For cats who have come to us from a home, it can be a shock to the system, suddenly to be surrounded by so many other cats. All newcomers spend some cage-time on arrival, to give them a chance to acclimate to noises and smells, but reactions vary when the cage door is opened. Some swagger out, full of confidence, ready to be boss-cat. Others refuse to emerge at all and huddle in a corner, or keep themselves very much to themselves. It can sometimes take a while before they find a place in the new feline society.
Brother and sister, Joey and Phoebe came to us last summer when their owner died. They had originally been RAPS cats, and adopted when they were kittens; now, at around 13 years old, they were not so immediately adoptable – especially when there were much younger cats at the Shelter. We found a place for them in the Single-Wide, and they had their obligatory cage-time together.
These two are not small cats! Phoebe, in particular, has a real presence to her, and even in our largest cage, it was difficult to find space to visit with them. We already had a section of the Single-Wide blocked off for Frankie’s use – Frankie hated all cats, and pretty well all humans except one – and when Frankie moved into fosterage with Louise, Phoebe and Joey were transferred into that area. It became clear that the two tolerated each other, but were not actually bonded, and when their “cage” was opened, they found their own areas to live in.
Joey is pretty much a loner – a trait that was exacerbated by a burst ear-drum. We don’t know what caused it, but it necessitated the usual treatment for cats with inner ear problems – a cage with no shelf, nothing to climb on, and lots of quiet time.
The quiet time seems to have suited Joey very well, because he still prefers to be in that cage, even though the door is wide open, and other cats may come and go, and visit as they please. Joey is diabetic, which makes any adoption prospects even slimmer.
His sister Phoebe (known as Princess Sassy Pants) is not exactly social – but she’s not afraid of other cats, and not reluctant to swat them when someone encroaches on what she feels to be her territory. She quite likes people – especially the ones who come and play with her – but she considers herself very much queen of all she surveys. If Phoebe wants the chair, Phoebe gets the chair; if she wants on a shelf, other cats had better get out of her way. She can be a flirt if she wants attention; she can also do her best “We are not amused!” stare when things don’t go as she expects.

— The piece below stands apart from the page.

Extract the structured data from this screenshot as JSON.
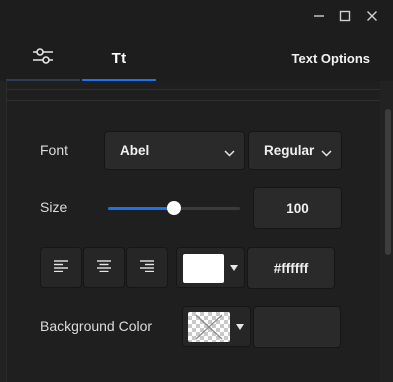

At feeding time, we found that it’s a good idea to give Phoebe her own plate first, to minimize aggression with other cats. It’s interesting to look back on the photos from when these two first came in – sharing a cage was no problem to them then, but now Phoebe really needs her own space, and doesn’t care much for Joey. Because they were presented to us as bonded siblings, and Joey’s diabetes was a barrier to adoption, it wasn’t considered for Phoebe; now she’s off to the new Adoption Centre to see whether someone might not have a home to offer where she can reign as senior royalty .